Ultrasound imaging, also called sonography, involves exposing part of the body to high-frequency sound waves. The sound reflects off internal soft tissue organs to produce real-time 3-D pictures inside the body. Using Doppler technology, ultrasounds can also measure blood flow. Ultrasound is very safe, because ultrasound uses no radiation.
Ultrasounds are classified into five basic categories: Pelvic/Obstetric, Abdomen, Vascular, Breast and Scrotal.
What to Expect During an Ultrasound
- Ultrasound exams are scheduled by your physician. Test time varies from 30 minutes to an hour and a half, depending on the type of exam ordered.
- Most likely you will be positioned lying face-up on an examination table that can be tilted or moved.
- A clear water-based gel is applied to the area of the body being studied. The sonographer (ultrasound technologist) then uses a device called a transducer to press firmly against the skin in various locations, sweeping over the area of interest, and recording images for evaluation.
- When the examination is complete, the patient may be asked to dress and wait while the ultrasound images are reviewed.
Preparing for an Ultrasound
- Early appointments are recommended for diabetic patients scheduled for exams requiring diet restrictions.
- Wear comfortable, loose-fitting clothing for your ultrasound exam. You may need to remove all clothing and jewelry in the area to be examined.

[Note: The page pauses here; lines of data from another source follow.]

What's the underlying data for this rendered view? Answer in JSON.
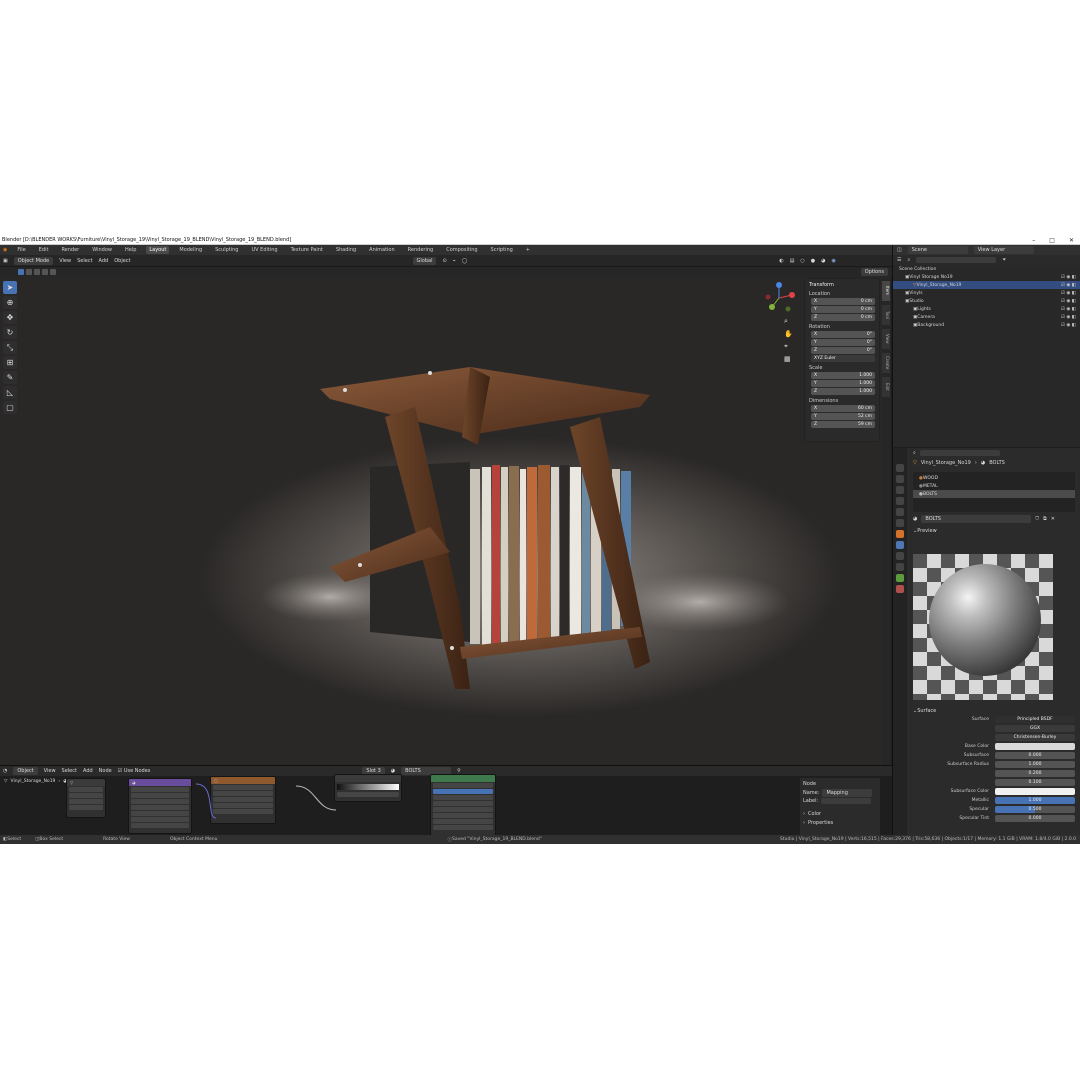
{
  "titlebar": {
    "title": "Blender [D:\\BLENDER WORKS\\Furniture\\Vinyl_Storage_19\\Vinyl_Storage_19_BLEND\\Vinyl_Storage_19_BLEND.blend]",
    "min": "–",
    "max": "□",
    "close": "✕"
  },
  "menu": [
    "File",
    "Edit",
    "Render",
    "Window",
    "Help"
  ],
  "workspaces": [
    "Layout",
    "Modeling",
    "Sculpting",
    "UV Editing",
    "Texture Paint",
    "Shading",
    "Animation",
    "Rendering",
    "Compositing",
    "Scripting"
  ],
  "workspace_add": "+",
  "viewport": {
    "mode": "Object Mode",
    "menus": [
      "View",
      "Select",
      "Add",
      "Object"
    ],
    "orientation": "Global",
    "options": "Options",
    "nav_axes": {
      "x": "X",
      "y": "Y",
      "z": "Z"
    }
  },
  "transform": {
    "title": "Transform",
    "location_label": "Location",
    "location": [
      {
        "axis": "X",
        "value": "0 cm"
      },
      {
        "axis": "Y",
        "value": "0 cm"
      },
      {
        "axis": "Z",
        "value": "0 cm"
      }
    ],
    "rotation_label": "Rotation",
    "rotation": [
      {
        "axis": "X",
        "value": "0°"
      },
      {
        "axis": "Y",
        "value": "0°"
      },
      {
        "axis": "Z",
        "value": "0°"
      }
    ],
    "rotation_mode": "XYZ Euler",
    "scale_label": "Scale",
    "scale": [
      {
        "axis": "X",
        "value": "1.000"
      },
      {
        "axis": "Y",
        "value": "1.000"
      },
      {
        "axis": "Z",
        "value": "1.000"
      }
    ],
    "dimensions_label": "Dimensions",
    "dimensions": [
      {
        "axis": "X",
        "value": "60 cm"
      },
      {
        "axis": "Y",
        "value": "52 cm"
      },
      {
        "axis": "Z",
        "value": "59 cm"
      }
    ]
  },
  "sidetabs": [
    "Item",
    "Tool",
    "View",
    "Create",
    "Edit"
  ],
  "outliner": {
    "scene": "Scene",
    "view_layer": "View Layer",
    "rows": [
      {
        "label": "Scene Collection",
        "indent": 0
      },
      {
        "label": "Vinyl Storage No19",
        "indent": 1
      },
      {
        "label": "Vinyl_Storage_No19",
        "indent": 2,
        "selected": true
      },
      {
        "label": "Vinyls",
        "indent": 1
      },
      {
        "label": "Studio",
        "indent": 1
      },
      {
        "label": "Lights",
        "indent": 2
      },
      {
        "label": "Camera",
        "indent": 2
      },
      {
        "label": "Background",
        "indent": 2
      }
    ]
  },
  "properties": {
    "breadcrumb_object": "Vinyl_Storage_No19",
    "breadcrumb_material": "BOLTS",
    "slots": [
      "WOOD",
      "METAL",
      "BOLTS"
    ],
    "material_name": "BOLTS",
    "preview_label": "Preview",
    "surface_label": "Surface",
    "rows": [
      {
        "label": "Surface",
        "value": "Principled BSDF"
      },
      {
        "label": "",
        "value": "GGX"
      },
      {
        "label": "",
        "value": "Christensen-Burley"
      },
      {
        "label": "Base Color",
        "value": ""
      },
      {
        "label": "Subsurface",
        "value": "0.000"
      },
      {
        "label": "Subsurface Radius",
        "value": "1.000"
      },
      {
        "label": "",
        "value": "0.200"
      },
      {
        "label": "",
        "value": "0.100"
      },
      {
        "label": "Subsurface Color",
        "value": ""
      },
      {
        "label": "Metallic",
        "value": "1.000"
      },
      {
        "label": "Specular",
        "value": "0.500"
      },
      {
        "label": "Specular Tint",
        "value": "0.000"
      }
    ]
  },
  "node_editor": {
    "type": "Object",
    "menus": [
      "View",
      "Select",
      "Add",
      "Node"
    ],
    "use_nodes": "Use Nodes",
    "slot": "Slot 3",
    "material": "BOLTS",
    "object": "Vinyl_Storage_No19",
    "node_panel_title": "Node",
    "name_label": "Name:",
    "name_value": "Mapping",
    "label_label": "Label:",
    "color_label": "Color",
    "properties_label": "Properties"
  },
  "status": {
    "select": "Select",
    "box_select": "Box Select",
    "rotate_view": "Rotate View",
    "context_menu": "Object Context Menu",
    "saved": "Saved \"Vinyl_Storage_19_BLEND.blend\"",
    "stats": "Studio | Vinyl_Storage_No19 | Verts:16,515 | Faces:29,376 | Tris:58,636 | Objects:1/17 | Memory: 1.1 GiB | VRAM: 1.8/4.0 GiB | 2.0.0"
  }
}
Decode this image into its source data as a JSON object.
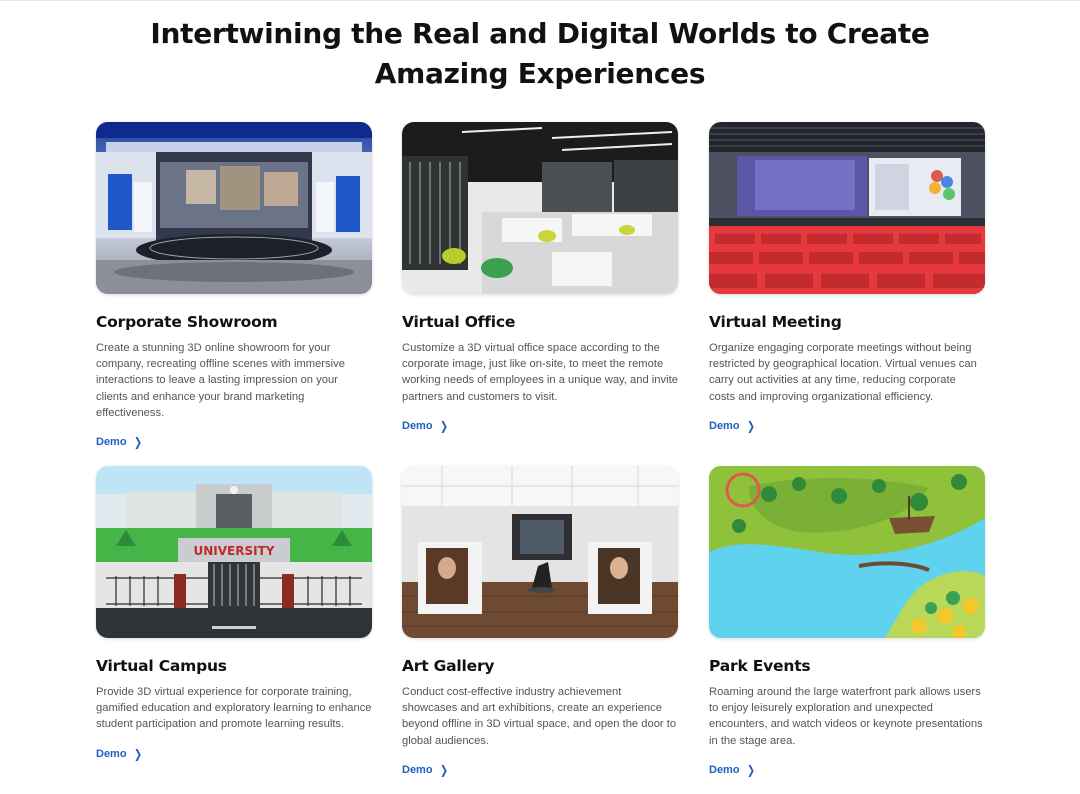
{
  "headline": "Intertwining the Real and Digital Worlds to Create Amazing Experiences",
  "accent_color": "#1f5fbf",
  "cards": [
    {
      "title": "Corporate Showroom",
      "description": "Create a stunning 3D online showroom for your company, recreating offline scenes with immersive interactions to leave a lasting impression on your clients and enhance your brand marketing effectiveness.",
      "demo_label": "Demo",
      "chevron_icon": "chevron-right-icon"
    },
    {
      "title": "Virtual Office",
      "description": "Customize a 3D virtual office space according to the corporate image, just like on-site, to meet the remote working needs of employees in a unique way, and invite partners and customers to visit.",
      "demo_label": "Demo",
      "chevron_icon": "chevron-right-icon"
    },
    {
      "title": "Virtual Meeting",
      "description": "Organize engaging corporate meetings without being restricted by geographical location. Virtual venues can carry out activities at any time, reducing corporate costs and improving organizational efficiency.",
      "demo_label": "Demo",
      "chevron_icon": "chevron-right-icon"
    },
    {
      "title": "Virtual Campus",
      "description": "Provide 3D virtual experience for corporate training, gamified education and exploratory learning to enhance student participation and promote learning results.",
      "demo_label": "Demo",
      "chevron_icon": "chevron-right-icon",
      "image_text": "UNIVERSITY"
    },
    {
      "title": "Art Gallery",
      "description": "Conduct cost-effective industry achievement showcases and art exhibitions, create an experience beyond offline in 3D virtual space, and open the door to global audiences.",
      "demo_label": "Demo",
      "chevron_icon": "chevron-right-icon"
    },
    {
      "title": "Park Events",
      "description": "Roaming around the large waterfront park allows users to enjoy leisurely exploration and unexpected encounters, and watch videos or keynote presentations in the stage area.",
      "demo_label": "Demo",
      "chevron_icon": "chevron-right-icon"
    }
  ]
}
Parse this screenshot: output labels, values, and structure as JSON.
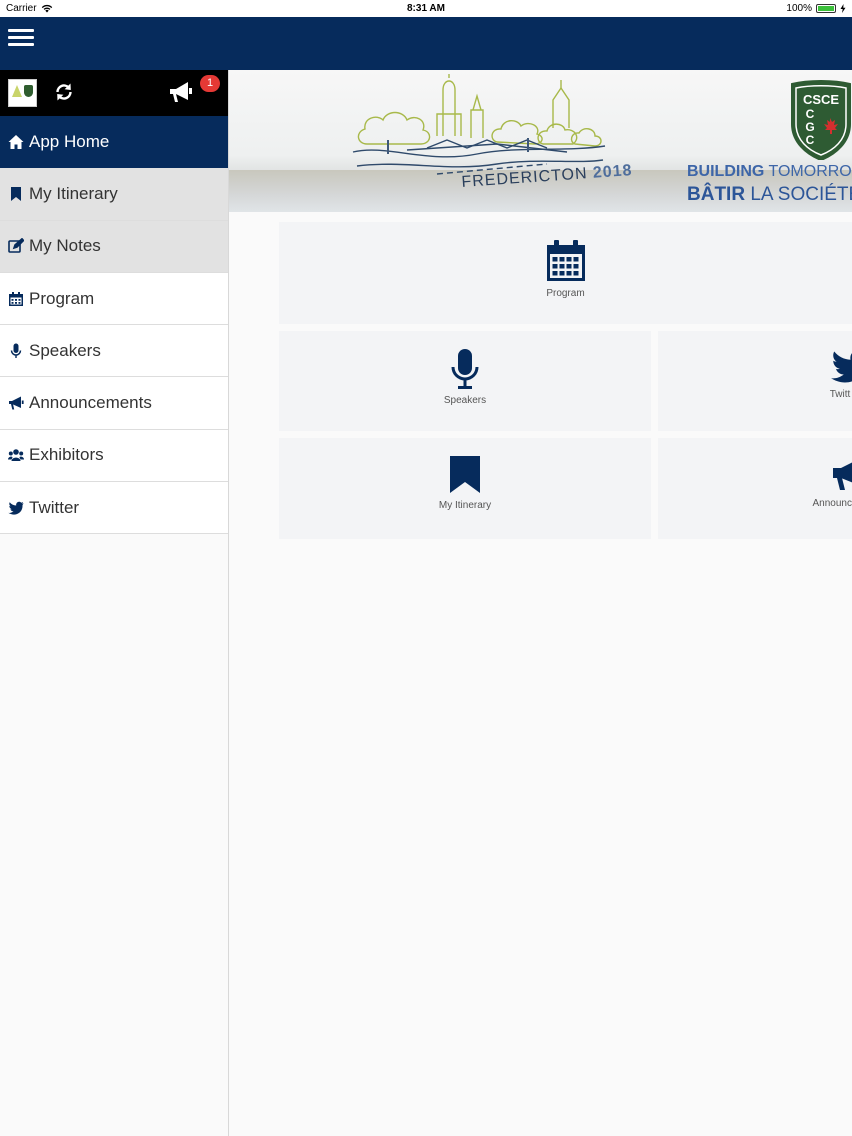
{
  "status_bar": {
    "carrier": "Carrier",
    "time": "8:31 AM",
    "battery": "100%"
  },
  "colors": {
    "navy": "#062b5c",
    "badge": "#e53935",
    "tile_bg": "#f3f4f6"
  },
  "sidebar": {
    "badge_count": "1",
    "items": [
      {
        "label": "App Home",
        "icon": "home-icon"
      },
      {
        "label": "My Itinerary",
        "icon": "bookmark-icon"
      },
      {
        "label": "My Notes",
        "icon": "edit-icon"
      },
      {
        "label": "Program",
        "icon": "calendar-icon"
      },
      {
        "label": "Speakers",
        "icon": "microphone-icon"
      },
      {
        "label": "Announcements",
        "icon": "megaphone-icon"
      },
      {
        "label": "Exhibitors",
        "icon": "users-icon"
      },
      {
        "label": "Twitter",
        "icon": "twitter-icon"
      }
    ]
  },
  "banner": {
    "city_text": "FREDERICTON",
    "year": "2018",
    "shield_text": [
      "CSCE",
      "C",
      "G",
      "C"
    ],
    "tagline1_bold": "BUILDING",
    "tagline1_rest": " TOMORRO",
    "tagline2_bold": "BÂTIR",
    "tagline2_rest": " LA SOCIÉTÉ"
  },
  "tiles": [
    {
      "label": "Program",
      "icon": "calendar-icon"
    },
    {
      "label": "Speakers",
      "icon": "microphone-icon"
    },
    {
      "label": "Twitt",
      "icon": "twitter-icon"
    },
    {
      "label": "My Itinerary",
      "icon": "bookmark-icon"
    },
    {
      "label": "Announce",
      "icon": "megaphone-icon"
    }
  ]
}
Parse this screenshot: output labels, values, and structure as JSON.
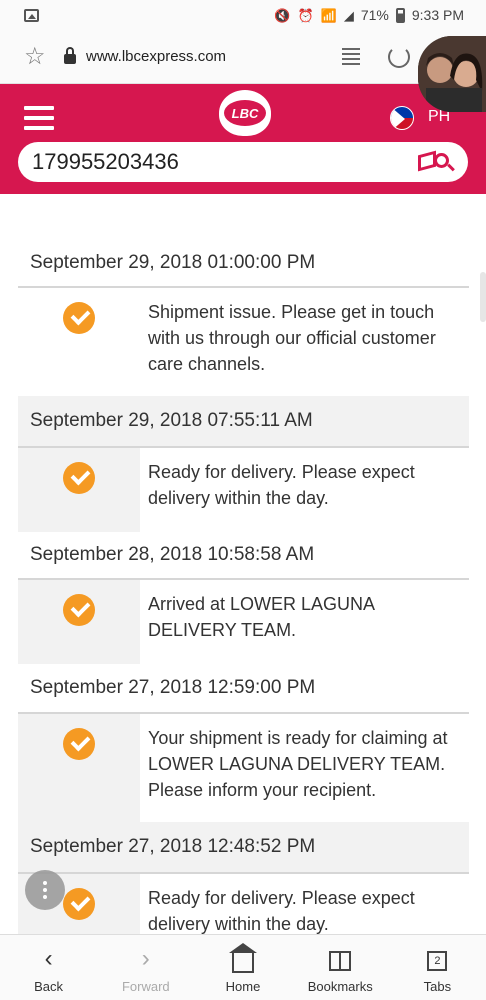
{
  "status_bar": {
    "battery": "71%",
    "time": "9:33 PM"
  },
  "browser": {
    "url": "www.lbcexpress.com"
  },
  "header": {
    "logo_text": "LBC",
    "region": "PH"
  },
  "search": {
    "value": "179955203436"
  },
  "colors": {
    "brand": "#d6174f",
    "check": "#f59a23",
    "alt_row": "#f2f2f2"
  },
  "timeline": [
    {
      "date": "September 29, 2018 01:00:00 PM",
      "status": "Shipment issue. Please get in touch with us through our official customer care channels.",
      "icon": "check-icon"
    },
    {
      "date": "September 29, 2018 07:55:11 AM",
      "status": "Ready for delivery. Please expect delivery within the day.",
      "icon": "check-icon"
    },
    {
      "date": "September 28, 2018 10:58:58 AM",
      "status": "Arrived at LOWER LAGUNA DELIVERY TEAM.",
      "icon": "check-icon"
    },
    {
      "date": "September 27, 2018 12:59:00 PM",
      "status": "Your shipment is ready for claiming at LOWER LAGUNA DELIVERY TEAM. Please inform your recipient.",
      "icon": "check-icon"
    },
    {
      "date": "September 27, 2018 12:48:52 PM",
      "status": "Ready for delivery. Please expect delivery within the day.",
      "icon": "check-icon"
    }
  ],
  "bottom_nav": {
    "back": "Back",
    "forward": "Forward",
    "home": "Home",
    "bookmarks": "Bookmarks",
    "tabs": "Tabs",
    "tab_count": "2"
  }
}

- You may be asked to wear a gown during the procedure.
- Other preparation depends on the type of examination you will have. For some scans you may be instructed to not eat or drink for as many as 12 hours before your appointment. For others you may be asked to drink up to six glasses of water two hours prior to your exam and avoid urinating so that your bladder is full when the scan begins.